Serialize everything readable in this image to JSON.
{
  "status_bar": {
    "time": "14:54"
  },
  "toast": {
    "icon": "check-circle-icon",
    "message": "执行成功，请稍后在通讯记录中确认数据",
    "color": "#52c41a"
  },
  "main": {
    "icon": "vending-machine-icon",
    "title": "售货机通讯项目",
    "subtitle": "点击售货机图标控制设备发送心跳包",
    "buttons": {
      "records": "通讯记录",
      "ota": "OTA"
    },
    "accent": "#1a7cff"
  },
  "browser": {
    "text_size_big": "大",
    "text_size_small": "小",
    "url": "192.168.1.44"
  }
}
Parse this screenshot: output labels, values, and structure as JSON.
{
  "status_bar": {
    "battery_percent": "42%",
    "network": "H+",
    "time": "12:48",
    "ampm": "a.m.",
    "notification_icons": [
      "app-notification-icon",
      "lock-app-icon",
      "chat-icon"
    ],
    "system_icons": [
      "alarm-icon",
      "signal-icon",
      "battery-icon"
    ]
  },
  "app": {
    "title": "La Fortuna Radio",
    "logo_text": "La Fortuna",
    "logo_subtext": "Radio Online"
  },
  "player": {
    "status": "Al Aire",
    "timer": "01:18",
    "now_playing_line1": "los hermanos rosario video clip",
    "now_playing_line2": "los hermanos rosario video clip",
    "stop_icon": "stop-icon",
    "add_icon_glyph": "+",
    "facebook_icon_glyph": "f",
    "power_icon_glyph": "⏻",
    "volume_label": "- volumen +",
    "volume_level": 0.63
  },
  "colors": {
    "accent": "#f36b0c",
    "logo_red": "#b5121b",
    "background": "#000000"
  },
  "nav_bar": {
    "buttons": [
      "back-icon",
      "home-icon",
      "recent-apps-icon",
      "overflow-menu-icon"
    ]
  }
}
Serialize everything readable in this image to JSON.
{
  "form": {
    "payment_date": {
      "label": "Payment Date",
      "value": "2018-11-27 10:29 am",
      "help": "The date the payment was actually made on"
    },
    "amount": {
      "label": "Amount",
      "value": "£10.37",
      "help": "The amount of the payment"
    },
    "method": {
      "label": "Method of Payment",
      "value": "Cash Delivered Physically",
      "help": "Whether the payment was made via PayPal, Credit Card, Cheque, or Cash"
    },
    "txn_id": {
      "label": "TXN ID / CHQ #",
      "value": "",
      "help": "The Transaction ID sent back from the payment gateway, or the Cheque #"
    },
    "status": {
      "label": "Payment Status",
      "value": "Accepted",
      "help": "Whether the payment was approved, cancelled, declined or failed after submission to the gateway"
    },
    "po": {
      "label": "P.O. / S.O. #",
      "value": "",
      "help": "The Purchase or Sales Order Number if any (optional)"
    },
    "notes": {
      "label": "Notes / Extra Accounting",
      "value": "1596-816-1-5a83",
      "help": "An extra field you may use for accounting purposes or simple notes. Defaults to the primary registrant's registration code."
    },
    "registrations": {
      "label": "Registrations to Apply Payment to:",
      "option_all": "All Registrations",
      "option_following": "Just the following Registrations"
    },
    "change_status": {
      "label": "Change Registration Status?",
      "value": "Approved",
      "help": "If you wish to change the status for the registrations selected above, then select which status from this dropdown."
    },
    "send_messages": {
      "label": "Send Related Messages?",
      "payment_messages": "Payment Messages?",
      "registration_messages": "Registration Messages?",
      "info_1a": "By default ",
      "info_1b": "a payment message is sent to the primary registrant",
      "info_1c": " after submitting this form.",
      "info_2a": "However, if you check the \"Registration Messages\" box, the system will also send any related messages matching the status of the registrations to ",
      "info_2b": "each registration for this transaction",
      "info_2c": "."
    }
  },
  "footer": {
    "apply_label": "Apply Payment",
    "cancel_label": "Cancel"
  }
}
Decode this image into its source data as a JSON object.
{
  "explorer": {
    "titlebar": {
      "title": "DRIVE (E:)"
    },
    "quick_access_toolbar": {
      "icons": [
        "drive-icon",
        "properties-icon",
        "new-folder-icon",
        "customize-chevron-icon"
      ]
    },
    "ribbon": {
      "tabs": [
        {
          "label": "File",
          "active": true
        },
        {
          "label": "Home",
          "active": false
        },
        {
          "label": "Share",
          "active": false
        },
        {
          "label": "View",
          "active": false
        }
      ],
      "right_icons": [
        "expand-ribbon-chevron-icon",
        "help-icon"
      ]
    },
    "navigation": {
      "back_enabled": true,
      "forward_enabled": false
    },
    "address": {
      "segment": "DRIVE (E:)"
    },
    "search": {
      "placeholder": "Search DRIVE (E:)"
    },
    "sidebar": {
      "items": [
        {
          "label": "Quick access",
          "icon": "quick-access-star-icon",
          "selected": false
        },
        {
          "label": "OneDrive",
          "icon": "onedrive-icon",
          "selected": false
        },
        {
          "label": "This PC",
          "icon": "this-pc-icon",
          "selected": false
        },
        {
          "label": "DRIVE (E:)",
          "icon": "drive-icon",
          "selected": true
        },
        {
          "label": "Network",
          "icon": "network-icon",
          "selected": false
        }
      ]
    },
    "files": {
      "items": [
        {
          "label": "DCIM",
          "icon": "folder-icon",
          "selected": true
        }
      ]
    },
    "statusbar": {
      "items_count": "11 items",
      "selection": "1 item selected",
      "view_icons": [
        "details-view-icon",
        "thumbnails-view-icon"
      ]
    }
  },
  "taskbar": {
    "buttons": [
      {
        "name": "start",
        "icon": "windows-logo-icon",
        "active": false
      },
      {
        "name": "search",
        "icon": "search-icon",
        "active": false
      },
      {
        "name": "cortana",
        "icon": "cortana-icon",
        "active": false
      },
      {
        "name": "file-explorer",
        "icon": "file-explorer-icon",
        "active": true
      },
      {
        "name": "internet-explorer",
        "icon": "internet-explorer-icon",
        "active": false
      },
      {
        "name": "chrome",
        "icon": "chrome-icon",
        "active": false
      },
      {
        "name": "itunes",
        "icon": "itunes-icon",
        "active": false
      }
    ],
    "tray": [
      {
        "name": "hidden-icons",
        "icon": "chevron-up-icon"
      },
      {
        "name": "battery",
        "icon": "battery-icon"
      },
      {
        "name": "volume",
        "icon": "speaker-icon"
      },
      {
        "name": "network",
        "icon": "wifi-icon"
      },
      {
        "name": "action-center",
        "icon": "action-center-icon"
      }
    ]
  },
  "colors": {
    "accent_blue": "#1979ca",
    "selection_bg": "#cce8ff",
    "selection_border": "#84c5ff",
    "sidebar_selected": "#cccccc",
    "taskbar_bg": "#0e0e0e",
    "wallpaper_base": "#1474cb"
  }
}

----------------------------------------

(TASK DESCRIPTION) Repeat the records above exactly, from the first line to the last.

(COMPLETED TASK)
Serialize everything readable in this image to JSON.
{
  "status_bar": {
    "time": "14:54"
  },
  "toast": {
    "icon": "check-circle-icon",
    "message": "执行成功，请稍后在通讯记录中确认数据",
    "color": "#52c41a"
  },
  "main": {
    "icon": "vending-machine-icon",
    "title": "售货机通讯项目",
    "subtitle": "点击售货机图标控制设备发送心跳包",
    "buttons": {
      "records": "通讯记录",
      "ota": "OTA"
    },
    "accent": "#1a7cff"
  },
  "browser": {
    "text_size_big": "大",
    "text_size_small": "小",
    "url": "192.168.1.44"
  }
}
Parse this screenshot: output labels, values, and structure as JSON.
{
  "status_bar": {
    "battery_percent": "42%",
    "network": "H+",
    "time": "12:48",
    "ampm": "a.m.",
    "notification_icons": [
      "app-notification-icon",
      "lock-app-icon",
      "chat-icon"
    ],
    "system_icons": [
      "alarm-icon",
      "signal-icon",
      "battery-icon"
    ]
  },
  "app": {
    "title": "La Fortuna Radio",
    "logo_text": "La Fortuna",
    "logo_subtext": "Radio Online"
  },
  "player": {
    "status": "Al Aire",
    "timer": "01:18",
    "now_playing_line1": "los hermanos rosario video clip",
    "now_playing_line2": "los hermanos rosario video clip",
    "stop_icon": "stop-icon",
    "add_icon_glyph": "+",
    "facebook_icon_glyph": "f",
    "power_icon_glyph": "⏻",
    "volume_label": "- volumen +",
    "volume_level": 0.63
  },
  "colors": {
    "accent": "#f36b0c",
    "logo_red": "#b5121b",
    "background": "#000000"
  },
  "nav_bar": {
    "buttons": [
      "back-icon",
      "home-icon",
      "recent-apps-icon",
      "overflow-menu-icon"
    ]
  }
}
Serialize everything readable in this image to JSON.
{
  "form": {
    "payment_date": {
      "label": "Payment Date",
      "value": "2018-11-27 10:29 am",
      "help": "The date the payment was actually made on"
    },
    "amount": {
      "label": "Amount",
      "value": "£10.37",
      "help": "The amount of the payment"
    },
    "method": {
      "label": "Method of Payment",
      "value": "Cash Delivered Physically",
      "help": "Whether the payment was made via PayPal, Credit Card, Cheque, or Cash"
    },
    "txn_id": {
      "label": "TXN ID / CHQ #",
      "value": "",
      "help": "The Transaction ID sent back from the payment gateway, or the Cheque #"
    },
    "status": {
      "label": "Payment Status",
      "value": "Accepted",
      "help": "Whether the payment was approved, cancelled, declined or failed after submission to the gateway"
    },
    "po": {
      "label": "P.O. / S.O. #",
      "value": "",
      "help": "The Purchase or Sales Order Number if any (optional)"
    },
    "notes": {
      "label": "Notes / Extra Accounting",
      "value": "1596-816-1-5a83",
      "help": "An extra field you may use for accounting purposes or simple notes. Defaults to the primary registrant's registration code."
    },
    "registrations": {
      "label": "Registrations to Apply Payment to:",
      "option_all": "All Registrations",
      "option_following": "Just the following Registrations"
    },
    "change_status": {
      "label": "Change Registration Status?",
      "value": "Approved",
      "help": "If you wish to change the status for the registrations selected above, then select which status from this dropdown."
    },
    "send_messages": {
      "label": "Send Related Messages?",
      "payment_messages": "Payment Messages?",
      "registration_messages": "Registration Messages?",
      "info_1a": "By default ",
      "info_1b": "a payment message is sent to the primary registrant",
      "info_1c": " after submitting this form.",
      "info_2a": "However, if you check the \"Registration Messages\" box, the system will also send any related messages matching the status of the registrations to ",
      "info_2b": "each registration for this transaction",
      "info_2c": "."
    }
  },
  "footer": {
    "apply_label": "Apply Payment",
    "cancel_label": "Cancel"
  }
}
Decode this image into its source data as a JSON object.
{
  "explorer": {
    "titlebar": {
      "title": "DRIVE (E:)"
    },
    "quick_access_toolbar": {
      "icons": [
        "drive-icon",
        "properties-icon",
        "new-folder-icon",
        "customize-chevron-icon"
      ]
    },
    "ribbon": {
      "tabs": [
        {
          "label": "File",
          "active": true
        },
        {
          "label": "Home",
          "active": false
        },
        {
          "label": "Share",
          "active": false
        },
        {
          "label": "View",
          "active": false
        }
      ],
      "right_icons": [
        "expand-ribbon-chevron-icon",
        "help-icon"
      ]
    },
    "navigation": {
      "back_enabled": true,
      "forward_enabled": false
    },
    "address": {
      "segment": "DRIVE (E:)"
    },
    "search": {
      "placeholder": "Search DRIVE (E:)"
    },
    "sidebar": {
      "items": [
        {
          "label": "Quick access",
          "icon": "quick-access-star-icon",
          "selected": false
        },
        {
          "label": "OneDrive",
          "icon": "onedrive-icon",
          "selected": false
        },
        {
          "label": "This PC",
          "icon": "this-pc-icon",
          "selected": false
        },
        {
          "label": "DRIVE (E:)",
          "icon": "drive-icon",
          "selected": true
        },
        {
          "label": "Network",
          "icon": "network-icon",
          "selected": false
        }
      ]
    },
    "files": {
      "items": [
        {
          "label": "DCIM",
          "icon": "folder-icon",
          "selected": true
        }
      ]
    },
    "statusbar": {
      "items_count": "11 items",
      "selection": "1 item selected",
      "view_icons": [
        "details-view-icon",
        "thumbnails-view-icon"
      ]
    }
  },
  "taskbar": {
    "buttons": [
      {
        "name": "start",
        "icon": "windows-logo-icon",
        "active": false
      },
      {
        "name": "search",
        "icon": "search-icon",
        "active": false
      },
      {
        "name": "cortana",
        "icon": "cortana-icon",
        "active": false
      },
      {
        "name": "file-explorer",
        "icon": "file-explorer-icon",
        "active": true
      },
      {
        "name": "internet-explorer",
        "icon": "internet-explorer-icon",
        "active": false
      },
      {
        "name": "chrome",
        "icon": "chrome-icon",
        "active": false
      },
      {
        "name": "itunes",
        "icon": "itunes-icon",
        "active": false
      }
    ],
    "tray": [
      {
        "name": "hidden-icons",
        "icon": "chevron-up-icon"
      },
      {
        "name": "battery",
        "icon": "battery-icon"
      },
      {
        "name": "volume",
        "icon": "speaker-icon"
      },
      {
        "name": "network",
        "icon": "wifi-icon"
      },
      {
        "name": "action-center",
        "icon": "action-center-icon"
      }
    ]
  },
  "colors": {
    "accent_blue": "#1979ca",
    "selection_bg": "#cce8ff",
    "selection_border": "#84c5ff",
    "sidebar_selected": "#cccccc",
    "taskbar_bg": "#0e0e0e",
    "wallpaper_base": "#1474cb"
  }
}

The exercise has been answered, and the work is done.